* PROBLEM TO SOLVE *
Set down each line of the data below exactly.

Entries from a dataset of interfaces
-- Opening Marker --

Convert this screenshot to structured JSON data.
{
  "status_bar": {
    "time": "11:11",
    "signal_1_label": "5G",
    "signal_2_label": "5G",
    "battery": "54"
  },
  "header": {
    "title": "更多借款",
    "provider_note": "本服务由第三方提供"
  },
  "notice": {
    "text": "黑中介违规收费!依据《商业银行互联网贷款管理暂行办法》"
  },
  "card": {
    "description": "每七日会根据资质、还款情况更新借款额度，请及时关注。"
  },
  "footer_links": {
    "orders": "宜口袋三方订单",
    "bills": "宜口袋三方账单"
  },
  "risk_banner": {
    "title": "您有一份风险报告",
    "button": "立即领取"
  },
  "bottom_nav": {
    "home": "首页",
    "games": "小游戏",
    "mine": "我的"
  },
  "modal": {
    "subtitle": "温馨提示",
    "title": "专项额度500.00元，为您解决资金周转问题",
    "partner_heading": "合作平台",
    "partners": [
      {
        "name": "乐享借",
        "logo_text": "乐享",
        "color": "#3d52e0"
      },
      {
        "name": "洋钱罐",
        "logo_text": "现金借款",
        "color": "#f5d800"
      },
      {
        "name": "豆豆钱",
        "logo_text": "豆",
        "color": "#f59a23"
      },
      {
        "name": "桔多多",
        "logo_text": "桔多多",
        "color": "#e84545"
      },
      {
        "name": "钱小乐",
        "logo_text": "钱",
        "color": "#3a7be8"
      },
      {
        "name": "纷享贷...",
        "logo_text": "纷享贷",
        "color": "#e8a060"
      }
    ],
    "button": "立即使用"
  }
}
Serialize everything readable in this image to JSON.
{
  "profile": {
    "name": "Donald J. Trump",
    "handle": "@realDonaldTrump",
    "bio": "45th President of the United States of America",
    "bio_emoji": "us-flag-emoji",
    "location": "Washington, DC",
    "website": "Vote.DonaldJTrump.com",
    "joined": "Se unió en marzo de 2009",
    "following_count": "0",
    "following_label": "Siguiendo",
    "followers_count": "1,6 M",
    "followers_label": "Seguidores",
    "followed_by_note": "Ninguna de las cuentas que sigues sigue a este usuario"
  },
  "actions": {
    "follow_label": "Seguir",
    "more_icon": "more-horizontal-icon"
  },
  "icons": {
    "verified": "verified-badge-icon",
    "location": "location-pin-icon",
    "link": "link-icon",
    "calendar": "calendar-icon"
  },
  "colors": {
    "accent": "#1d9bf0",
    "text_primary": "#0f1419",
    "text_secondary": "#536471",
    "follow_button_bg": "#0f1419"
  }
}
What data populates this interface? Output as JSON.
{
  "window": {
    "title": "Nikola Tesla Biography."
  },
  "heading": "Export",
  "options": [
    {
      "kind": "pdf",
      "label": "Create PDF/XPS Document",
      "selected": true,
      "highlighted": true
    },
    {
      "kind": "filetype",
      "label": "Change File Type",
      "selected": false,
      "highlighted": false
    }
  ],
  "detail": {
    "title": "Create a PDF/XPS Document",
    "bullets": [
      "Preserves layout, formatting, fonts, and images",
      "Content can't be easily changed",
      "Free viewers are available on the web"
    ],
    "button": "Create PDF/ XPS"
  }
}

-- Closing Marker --

* EXPECTED ANSWER *
Convert this screenshot to structured JSON data.
{
  "status_bar": {
    "time": "11:11",
    "signal_1_label": "5G",
    "signal_2_label": "5G",
    "battery": "54"
  },
  "header": {
    "title": "更多借款",
    "provider_note": "本服务由第三方提供"
  },
  "notice": {
    "text": "黑中介违规收费!依据《商业银行互联网贷款管理暂行办法》"
  },
  "card": {
    "description": "每七日会根据资质、还款情况更新借款额度，请及时关注。"
  },
  "footer_links": {
    "orders": "宜口袋三方订单",
    "bills": "宜口袋三方账单"
  },
  "risk_banner": {
    "title": "您有一份风险报告",
    "button": "立即领取"
  },
  "bottom_nav": {
    "home": "首页",
    "games": "小游戏",
    "mine": "我的"
  },
  "modal": {
    "subtitle": "温馨提示",
    "title": "专项额度500.00元，为您解决资金周转问题",
    "partner_heading": "合作平台",
    "partners": [
      {
        "name": "乐享借",
        "logo_text": "乐享",
        "color": "#3d52e0"
      },
      {
        "name": "洋钱罐",
        "logo_text": "现金借款",
        "color": "#f5d800"
      },
      {
        "name": "豆豆钱",
        "logo_text": "豆",
        "color": "#f59a23"
      },
      {
        "name": "桔多多",
        "logo_text": "桔多多",
        "color": "#e84545"
      },
      {
        "name": "钱小乐",
        "logo_text": "钱",
        "color": "#3a7be8"
      },
      {
        "name": "纷享贷...",
        "logo_text": "纷享贷",
        "color": "#e8a060"
      }
    ],
    "button": "立即使用"
  }
}
Serialize everything readable in this image to JSON.
{
  "profile": {
    "name": "Donald J. Trump",
    "handle": "@realDonaldTrump",
    "bio": "45th President of the United States of America",
    "bio_emoji": "us-flag-emoji",
    "location": "Washington, DC",
    "website": "Vote.DonaldJTrump.com",
    "joined": "Se unió en marzo de 2009",
    "following_count": "0",
    "following_label": "Siguiendo",
    "followers_count": "1,6 M",
    "followers_label": "Seguidores",
    "followed_by_note": "Ninguna de las cuentas que sigues sigue a este usuario"
  },
  "actions": {
    "follow_label": "Seguir",
    "more_icon": "more-horizontal-icon"
  },
  "icons": {
    "verified": "verified-badge-icon",
    "location": "location-pin-icon",
    "link": "link-icon",
    "calendar": "calendar-icon"
  },
  "colors": {
    "accent": "#1d9bf0",
    "text_primary": "#0f1419",
    "text_secondary": "#536471",
    "follow_button_bg": "#0f1419"
  }
}
What data populates this interface? Output as JSON.
{
  "window": {
    "title": "Nikola Tesla Biography."
  },
  "heading": "Export",
  "options": [
    {
      "kind": "pdf",
      "label": "Create PDF/XPS Document",
      "selected": true,
      "highlighted": true
    },
    {
      "kind": "filetype",
      "label": "Change File Type",
      "selected": false,
      "highlighted": false
    }
  ],
  "detail": {
    "title": "Create a PDF/XPS Document",
    "bullets": [
      "Preserves layout, formatting, fonts, and images",
      "Content can't be easily changed",
      "Free viewers are available on the web"
    ],
    "button": "Create PDF/ XPS"
  }
}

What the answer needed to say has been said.